ABSTRACT Chronic rhinosinusitis (CRS) is a persistent inflammatory condition involving the nasal and paranasal mucosa. It is the most prevalent chronic condition in the United States. Sinonasal inflammation is also a common clinical presentation in a variety of systemic conditions. The etiology of CRS is complicated as a variety of extrinsic and intrinsic factors are frequently involved. Extrinsic factors include microbial infections that trigger abnormal immune responses. Intrinsic factors may predispose an individual to infection or exaggerated inflammatory responses. Several systemic conditions such as cystic fibrosis (CF), primary ciliary dyskinesia (PCD), asthma, immunohyper-responsiveness, and immunodeficiencies illustrate the role of genetic abnormalities in the development of CRS. Both common and rare genetic variants have been found in an association with CRS. A role for genetic factors is also supported by the demonstration of CRS clustering in families. Although the majority of CRS cases are considered to be idiopathic, the pathological evidence suggests that the chronic condition could be an overlapped presentation of multiple underlying mechanisms. Systemic conditions may have an impact on the incidence, severity, prognosis, or treatment of patients with CRS. Evaluation for underlying conditions may help the otolaryngologist manage the symptoms of CRS and optimize therapy.
Article: Effects of manual therapy on craniofacial pain in patients with chronic rhinosinusitis: a case series.[show abstract] [hide abstract]
ABSTRACT: Chronic rhinosinusitis (CRS) is thought to develop through an inadequate drainage of nasal and sinus secretions and perpetuated by local mechanical and autonomic nervous system factors. Manual therapy may have an effect on these factors providing symptomatic relief of CRS symptoms.
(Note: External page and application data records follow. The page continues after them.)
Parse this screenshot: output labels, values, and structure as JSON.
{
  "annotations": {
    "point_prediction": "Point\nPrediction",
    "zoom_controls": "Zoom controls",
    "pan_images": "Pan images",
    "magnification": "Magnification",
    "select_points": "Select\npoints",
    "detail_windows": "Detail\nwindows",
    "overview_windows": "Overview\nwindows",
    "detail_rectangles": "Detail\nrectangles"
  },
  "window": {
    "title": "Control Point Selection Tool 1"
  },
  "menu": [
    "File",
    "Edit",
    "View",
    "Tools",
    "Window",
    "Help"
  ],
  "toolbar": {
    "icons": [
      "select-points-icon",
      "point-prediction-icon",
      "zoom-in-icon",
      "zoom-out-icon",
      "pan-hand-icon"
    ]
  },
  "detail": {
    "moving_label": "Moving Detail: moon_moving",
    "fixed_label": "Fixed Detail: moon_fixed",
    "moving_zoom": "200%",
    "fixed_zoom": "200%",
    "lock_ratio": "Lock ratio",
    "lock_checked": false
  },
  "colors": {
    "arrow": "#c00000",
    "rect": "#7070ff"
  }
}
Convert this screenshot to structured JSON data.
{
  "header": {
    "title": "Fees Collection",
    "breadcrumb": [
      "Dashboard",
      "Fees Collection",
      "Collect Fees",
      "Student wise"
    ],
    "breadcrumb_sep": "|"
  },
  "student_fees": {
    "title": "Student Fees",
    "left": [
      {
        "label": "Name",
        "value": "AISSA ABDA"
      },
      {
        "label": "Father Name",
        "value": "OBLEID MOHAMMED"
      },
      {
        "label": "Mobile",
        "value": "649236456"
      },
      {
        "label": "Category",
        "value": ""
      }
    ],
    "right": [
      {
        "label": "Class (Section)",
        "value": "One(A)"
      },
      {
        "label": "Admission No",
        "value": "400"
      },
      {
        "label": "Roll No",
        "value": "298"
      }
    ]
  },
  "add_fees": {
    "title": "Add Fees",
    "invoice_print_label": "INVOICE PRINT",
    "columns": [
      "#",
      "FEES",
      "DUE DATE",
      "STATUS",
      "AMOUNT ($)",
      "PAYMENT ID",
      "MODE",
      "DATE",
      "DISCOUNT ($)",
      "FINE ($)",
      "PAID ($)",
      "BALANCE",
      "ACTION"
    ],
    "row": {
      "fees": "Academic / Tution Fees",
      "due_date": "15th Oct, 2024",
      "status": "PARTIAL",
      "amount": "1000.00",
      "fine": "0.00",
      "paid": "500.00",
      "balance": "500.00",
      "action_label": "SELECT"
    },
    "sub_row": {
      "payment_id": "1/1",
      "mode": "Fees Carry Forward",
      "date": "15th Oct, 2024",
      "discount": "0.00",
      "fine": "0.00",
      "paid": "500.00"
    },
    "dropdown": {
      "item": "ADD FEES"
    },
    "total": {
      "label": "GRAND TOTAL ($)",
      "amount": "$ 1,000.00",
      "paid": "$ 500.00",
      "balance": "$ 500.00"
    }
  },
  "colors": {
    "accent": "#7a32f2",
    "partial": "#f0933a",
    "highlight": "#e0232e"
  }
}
The purpose of this prospective case series was to report the results of manual therapy on a set of patients with craniofacial pain and a diagnosis of CRS. Fourteen consecutive patients presenting with a primary report of craniofacial pain and a diagnosis CRS completed self-report questionnaires including the Sinonasal Assessment Questionnaire, Rhinosinusitis Task Force, visual analog scale for craniofacial pain, and pressure pain threshold over 4 sinus points on the face. Patients were seen once a week for 7 consecutive weeks and completed all outcome measures at baseline and subsequent weekly sessions. They received manual therapy interventions only on the second, third, and fifth weekly sessions. No significant changes in outcome measures were observed from baseline to 1 week, where no intervention was applied. Significant improvements were observed on all outcome measures (Ps ≤ .015) for pre- and post-first treatment session, as well as from baseline to 7 weeks (Ps < .001). All patients exhibited a significant decrease in craniofacial pain and increased pressure pain thresholds and reported less severity of their symptoms. Patients with craniofacial pain and CRS who were treated with manual therapy demonstrated improvements in all outcome measures only after each treatment session. Our results suggest that manual therapy treatment could be considered as an appropriate alternative treatment of CRS.Journal of manipulative and physiological therapeutics 01/2012; 35(1):64-72. · 1.06 Impact Factor